## Supplied material
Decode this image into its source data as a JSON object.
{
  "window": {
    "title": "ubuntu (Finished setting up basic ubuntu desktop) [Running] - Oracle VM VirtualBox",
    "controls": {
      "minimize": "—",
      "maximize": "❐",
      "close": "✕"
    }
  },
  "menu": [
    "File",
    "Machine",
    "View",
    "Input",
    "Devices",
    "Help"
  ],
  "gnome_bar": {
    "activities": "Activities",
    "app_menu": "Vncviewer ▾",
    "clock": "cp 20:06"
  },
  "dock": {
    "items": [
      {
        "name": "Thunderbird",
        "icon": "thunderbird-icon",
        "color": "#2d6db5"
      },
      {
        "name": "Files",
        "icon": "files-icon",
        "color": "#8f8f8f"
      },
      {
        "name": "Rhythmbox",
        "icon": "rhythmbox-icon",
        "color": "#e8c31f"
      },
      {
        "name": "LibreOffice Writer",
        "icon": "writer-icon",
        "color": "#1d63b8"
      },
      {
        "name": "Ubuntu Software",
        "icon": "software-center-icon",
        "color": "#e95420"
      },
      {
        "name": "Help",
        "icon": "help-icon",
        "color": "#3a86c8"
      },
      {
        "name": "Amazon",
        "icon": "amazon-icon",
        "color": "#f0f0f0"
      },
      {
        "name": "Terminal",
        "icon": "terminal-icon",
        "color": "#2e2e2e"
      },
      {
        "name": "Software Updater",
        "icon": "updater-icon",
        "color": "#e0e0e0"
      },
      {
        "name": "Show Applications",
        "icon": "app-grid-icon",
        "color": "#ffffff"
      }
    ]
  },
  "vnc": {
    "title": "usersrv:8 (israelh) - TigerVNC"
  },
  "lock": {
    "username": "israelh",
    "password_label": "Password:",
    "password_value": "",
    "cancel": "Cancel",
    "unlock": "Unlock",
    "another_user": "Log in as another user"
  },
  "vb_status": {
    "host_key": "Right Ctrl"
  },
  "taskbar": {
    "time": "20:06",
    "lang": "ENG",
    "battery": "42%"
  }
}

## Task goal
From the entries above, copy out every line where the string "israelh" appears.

## Response to the exercise
    "title": "usersrv:8 (israelh) - TigerVNC"
    "username": "israelh",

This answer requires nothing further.